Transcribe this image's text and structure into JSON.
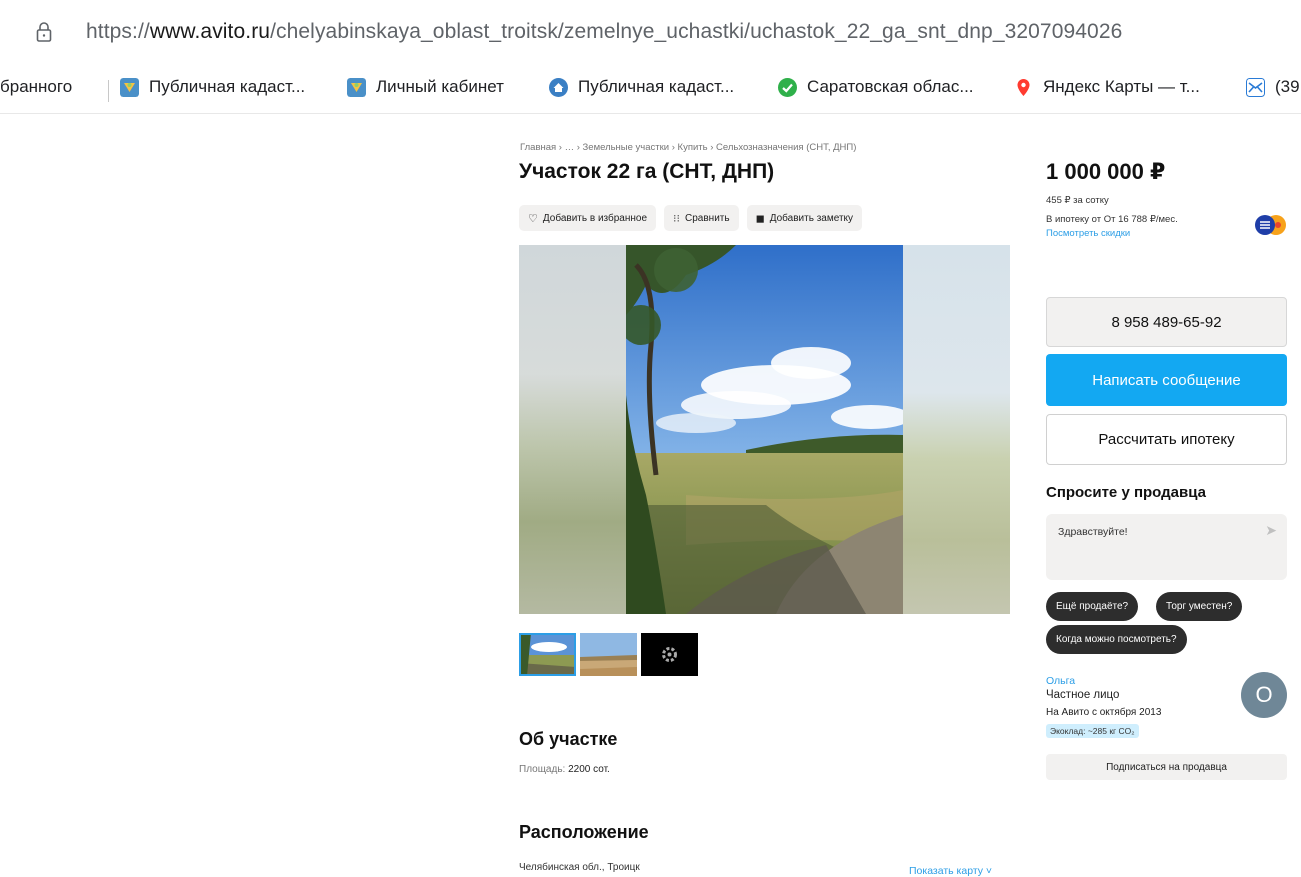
{
  "browser": {
    "url_prefix": "https://",
    "url_domain": "www.avito.ru",
    "url_path": "/chelyabinskaya_oblast_troitsk/zemelnye_uchastki/uchastok_22_ga_snt_dnp_3207094026",
    "bookmarks": [
      {
        "label": "бранного",
        "icon": "none"
      },
      {
        "label": "Публичная кадаст...",
        "icon": "rosreestr-icon"
      },
      {
        "label": "Личный кабинет",
        "icon": "rosreestr-icon"
      },
      {
        "label": "Публичная кадаст...",
        "icon": "home-icon"
      },
      {
        "label": "Саратовская облас...",
        "icon": "check-icon"
      },
      {
        "label": "Яндекс Карты — т...",
        "icon": "map-pin-icon"
      },
      {
        "label": "(39",
        "icon": "mail-icon"
      }
    ]
  },
  "listing": {
    "breadcrumb": "Главная › … › Земельные участки › Купить › Сельхозназначения (СНТ, ДНП)",
    "title": "Участок 22 га (СНТ, ДНП)",
    "actions": {
      "favorite": "Добавить в избранное",
      "compare": "Сравнить",
      "note": "Добавить заметку"
    },
    "about_title": "Об участке",
    "area_label": "Площадь:",
    "area_value": "2200 сот.",
    "location_title": "Расположение",
    "location_address": "Челябинская обл., Троицк",
    "show_map": "Показать карту ˅"
  },
  "sidebar": {
    "price": "1 000 000 ₽",
    "price_per": "455 ₽ за сотку",
    "mortgage": "В ипотеку от От 16 788 ₽/мес.",
    "discounts": "Посмотреть скидки",
    "phone": "8 958 489-65-92",
    "write_message": "Написать сообщение",
    "calc_mortgage": "Рассчитать ипотеку",
    "ask_title": "Спросите у продавца",
    "message_text": "Здравствуйте!",
    "chips": [
      "Ещё продаёте?",
      "Торг уместен?",
      "Когда можно посмотреть?"
    ],
    "seller_name": "Ольга",
    "seller_type": "Частное лицо",
    "seller_since": "На Авито с октября 2013",
    "eco": "Экоклад: ~285 кг CO₂",
    "avatar_letter": "О",
    "subscribe": "Подписаться на продавца"
  },
  "colors": {
    "accent_blue": "#13a8f2",
    "link_blue": "#2c9ee6",
    "chip_dark": "#2d2d2d",
    "avatar_gray": "#6f8797"
  }
}
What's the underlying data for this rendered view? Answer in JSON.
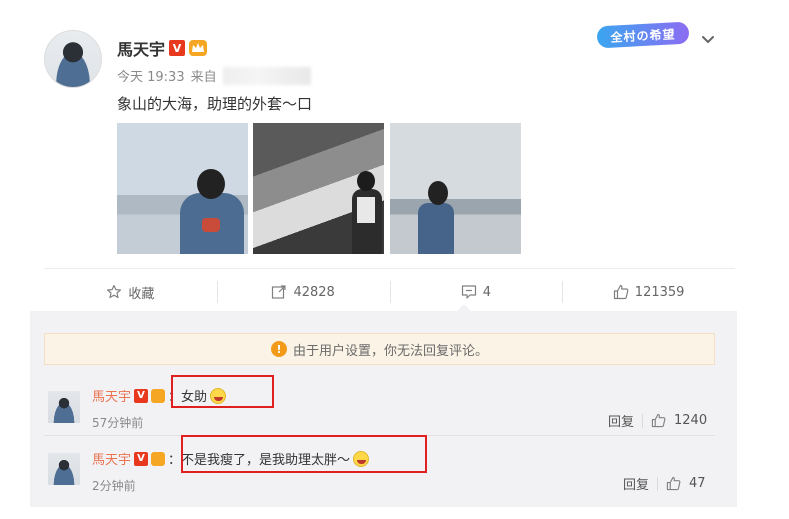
{
  "post": {
    "author": "馬天宇",
    "time": "今天 19:33",
    "source_prefix": "来自",
    "text": "象山的大海，助理的外套～",
    "text_tail": "口",
    "sticker": "全村の希望"
  },
  "actions": {
    "favorite_label": "收藏",
    "repost_count": "42828",
    "comment_count": "4",
    "like_count": "121359"
  },
  "notice": {
    "text": "由于用户设置，你无法回复评论。"
  },
  "comments": [
    {
      "author": "馬天宇",
      "text": "：女助",
      "time": "57分钟前",
      "reply_label": "回复",
      "likes": "1240"
    },
    {
      "author": "馬天宇",
      "text": "：不是我瘦了，是我助理太胖～",
      "time": "2分钟前",
      "reply_label": "回复",
      "likes": "47"
    }
  ],
  "colors": {
    "author_orange": "#eb7350",
    "highlight_red": "#e02020",
    "verified_red": "#e8391e"
  },
  "icons": [
    "star-icon",
    "repost-icon",
    "comment-icon",
    "thumbs-up-icon",
    "warning-icon",
    "chevron-down-icon"
  ]
}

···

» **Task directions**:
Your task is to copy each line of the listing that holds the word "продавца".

» **Answer section**:
    "ask_title": "Спросите у продавца",
    "subscribe": "Подписаться на продавца"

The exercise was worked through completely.